PROBLEM TO SOLVE:
The entries below are to be returned as written, with all pictures dropped.

......

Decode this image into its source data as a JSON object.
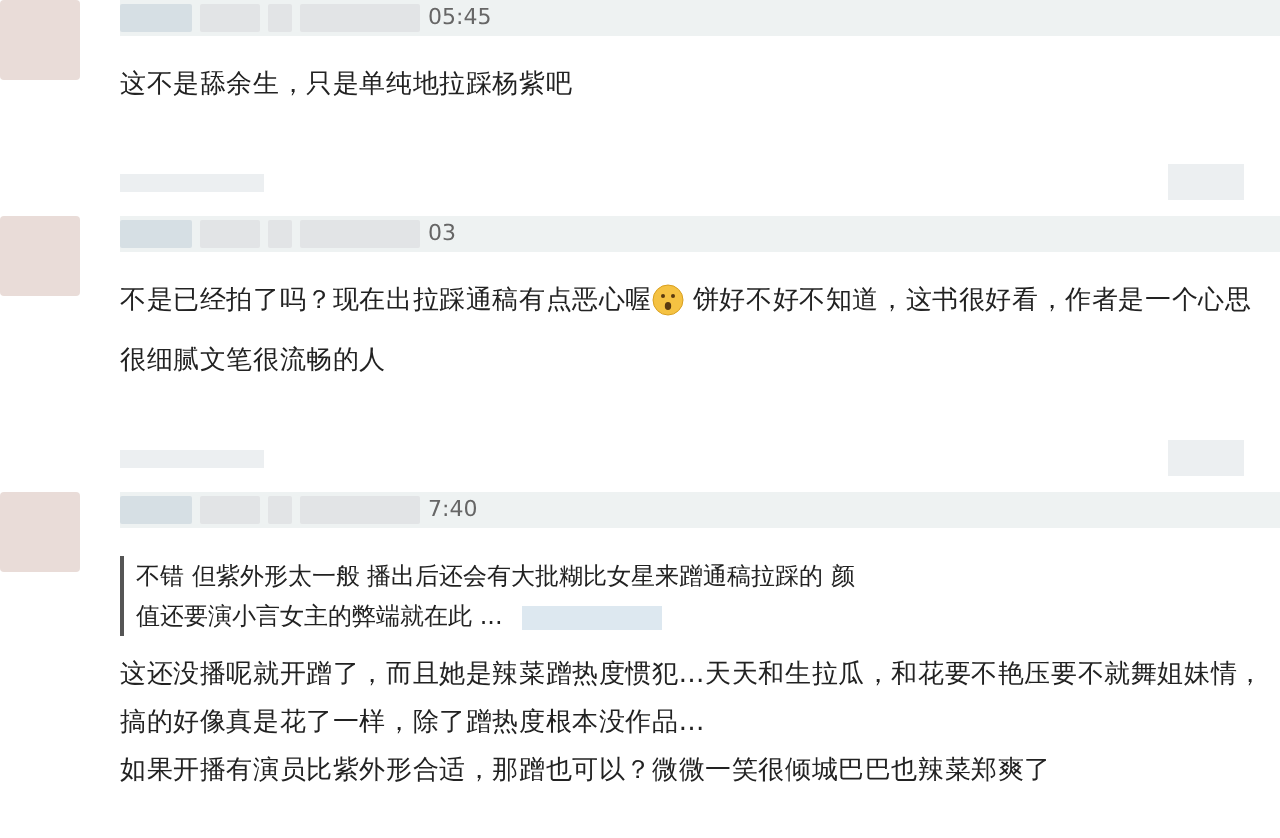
{
  "comments": [
    {
      "header_text": "05:45",
      "body": [
        {
          "kind": "text",
          "text": "这不是舔余生，只是单纯地拉踩杨紫吧"
        }
      ]
    },
    {
      "header_text": "03",
      "body": [
        {
          "kind": "text",
          "text": "不是已经拍了吗？现在出拉踩通稿有点恶心喔"
        },
        {
          "kind": "emoji"
        },
        {
          "kind": "text",
          "text": " 饼好不好不知道，这书很好看，作者是一个心思"
        },
        {
          "kind": "break"
        },
        {
          "kind": "text",
          "text": "很细腻文笔很流畅的人"
        }
      ]
    },
    {
      "header_text": "7:40",
      "quote_lines": [
        "不错 但紫外形太一般 播出后还会有大批糊比女星来蹭通稿拉踩的 颜",
        "值还要演小言女主的弊端就在此 ..."
      ],
      "body": [
        {
          "kind": "line",
          "text": "这还没播呢就开蹭了，而且她是辣菜蹭热度惯犯…天天和生拉瓜，和花要不艳压要不就舞姐妹情，"
        },
        {
          "kind": "line",
          "text": "搞的好像真是花了一样，除了蹭热度根本没作品…"
        },
        {
          "kind": "line",
          "text": "如果开播有演员比紫外形合适，那蹭也可以？微微一笑很倾城巴巴也辣菜郑爽了"
        }
      ]
    }
  ]
}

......

WRITTEN REPLY:
Decode this image into its source data as a JSON object.
{
  "comments": [
    {
      "header_text": "05:45",
      "body": [
        {
          "kind": "text",
          "text": "这不是舔余生，只是单纯地拉踩杨紫吧"
        }
      ]
    },
    {
      "header_text": "03",
      "body": [
        {
          "kind": "text",
          "text": "不是已经拍了吗？现在出拉踩通稿有点恶心喔"
        },
        {
          "kind": "emoji"
        },
        {
          "kind": "text",
          "text": " 饼好不好不知道，这书很好看，作者是一个心思"
        },
        {
          "kind": "break"
        },
        {
          "kind": "text",
          "text": "很细腻文笔很流畅的人"
        }
      ]
    },
    {
      "header_text": "7:40",
      "quote_lines": [
        "不错 但紫外形太一般 播出后还会有大批糊比女星来蹭通稿拉踩的 颜",
        "值还要演小言女主的弊端就在此 ..."
      ],
      "body": [
        {
          "kind": "line",
          "text": "这还没播呢就开蹭了，而且她是辣菜蹭热度惯犯…天天和生拉瓜，和花要不艳压要不就舞姐妹情，"
        },
        {
          "kind": "line",
          "text": "搞的好像真是花了一样，除了蹭热度根本没作品…"
        },
        {
          "kind": "line",
          "text": "如果开播有演员比紫外形合适，那蹭也可以？微微一笑很倾城巴巴也辣菜郑爽了"
        }
      ]
    }
  ]
}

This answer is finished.